You can see in the benchmarks that CrossFire will give NVIDIA's SLI a run for its money. However, in applications like 3DMark 2003 and 2005, the scores are impacted by factors other than the actual frames per second. For some reason, the scores do not follow the linear increase in performance that are observed in all of the real world game benchmarks.
When looking at the performance on the various engines, we can see that the rest of the scores are from games doing what they do best: playing. CrossFire in Unreal Tournament almost runs at the same average frame rate as the SLI test system. We are not sure if this can be attributed to the X850 card's native performance in this benchmark, or better utilization of the combined output of the cards. We will be doing another article to look more closely at this technology as its adoption proceeds.
We see a similar trend in games like Far Cry and Doom 3. At a resolution of 1024x768 with the lowest set of features turned on, the CrossFire platform beats the 7800 GTX in the SLI platform. Once the features are turned on and the resolution moves to 1600x1200, the tide turns in favor of the NVIDIA solution. This makes sense, as one of the main goals of the 7800 GTX was to increase the frame rates at higher resolutions.

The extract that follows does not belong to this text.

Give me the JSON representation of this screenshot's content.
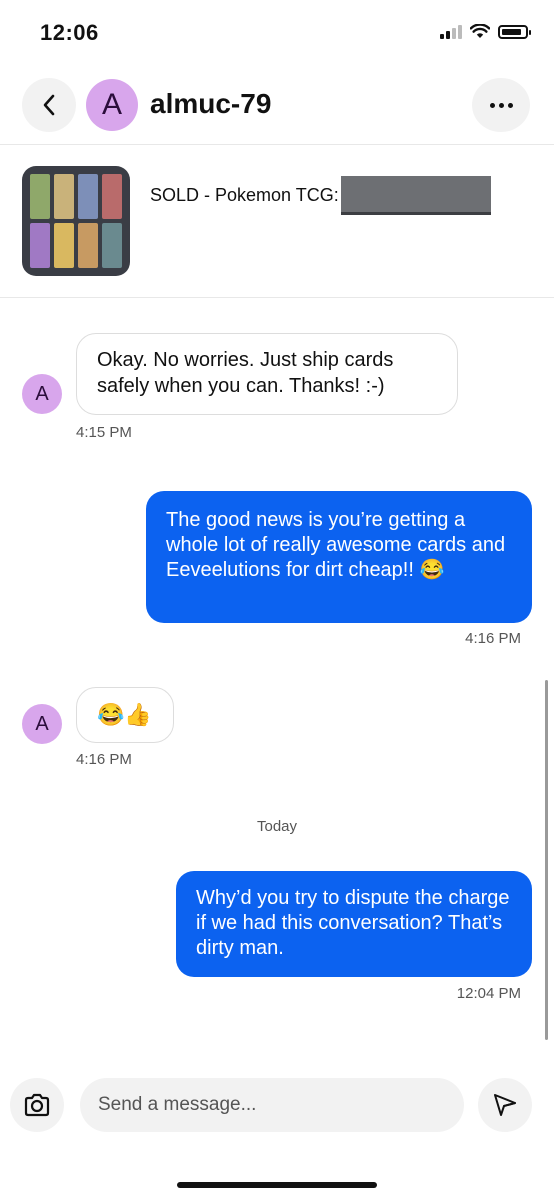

Finally, we turn to an ATI dominated game, Half Life 2. NVIDIA has never done well in SLI in this benchmark - in fact, it is better to disable SLI and play Half-Life 2 with one NVIDIA card! With this in mind, it is no surprise that ATI in CrossFire configuration dominates the SLI reference system.